CBS Sports’ La Canfora: Sam Bradford a contingency plan for Cardinals
By sheer odds, it wouldn’t be surprising if the Arizona Cardinals end up with a former Minnesota Viking should they fill their quarterback room with a free agent.
Outgoing Vikings offensive coordinator and new Giants head coach Pat Shurmur built up the stock of three different quarterbacks over the last three years: Teddy Bridgewater in 2015, Sam Bradford last year and Case Keenum this year.
All three become free agents this offseason, but while injuries to Bridgewater and Bradford the past two years opened up opportunities for another quarterback to thrive, it puts red flags over their own stock. Add in the curious decision that lies ahead of the Vikings over which QB(s) they retain, and it’s a mystery how exactly Minnesota impacts the quarterback market.
CBS Sports’ Jason La Canfora is trying to see the future through his crystal ball anyway.
He predicts that Minnesota tags Keenum and brings back Bridgewater, allowing Bradford to walk to the Cardinals.
Yes, the injuries are a constant and will likely result in a deal with guaranteed money only in 2018 and significant incentives for games played and production. The Cardinals aren’t going to have a top-three QB fall to them in the draft and they are nowhere at that position right now, having stuck with Carson Palmer too long and failed to draft his replacement.
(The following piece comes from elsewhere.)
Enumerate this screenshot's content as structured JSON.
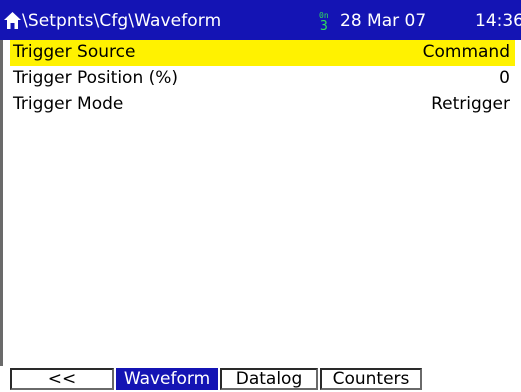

Bradford could be a great contingency for them and someone who could help rookie head coach Steve Wilks navigate through a season or two (again, should he avoid injury).
This makes sense, especially if La Canfora doesn’t think more well-regarded quarterbacks on the free agent or trade markets will land in the desert.
He sees Kirk Cousins remaining with the Washington Redskins on a transition tag and the Kansas City Chiefs trading Alex Smith to the Browns. Other quarterbacks like Eli Manning, Jimmy Garoppolo, Drew Brees, Ryan Tannehill and Blake Bortles are likely to stay put, La Canfora adds.
Indeed, Arizona will likely turn to a veteran quarterback via trade or free agency considering any quarterback it lands in the draft will need extensive grooming.
Bradford has experience. His injury history could actually help lower his price tag and allow the Cardinals to protect their future cap situation by not handing him a long-term deal.
Before an arthroscopic knee surgery in November cut his season after two games played, Bradford put together his best NFL season.
In 2016, he threw for 3,877 yards, 20 touchdowns and just five interceptions while completing 71.6 percent of his passes. That was good enough for a quarterback rating of 99.3, more than eight points better than his previous best year in 2013 with the St. Louis Rams.
Would his knee problems be a scary thing behind a Cardinals offensive line that itself struggled with injuries and lack of production last season? Absolutely.
But if he were to get Arizona through at least half a season healthy, he’d buy enough time for the team to at least prepare a draft pick without throwing him into the flames in Week 1.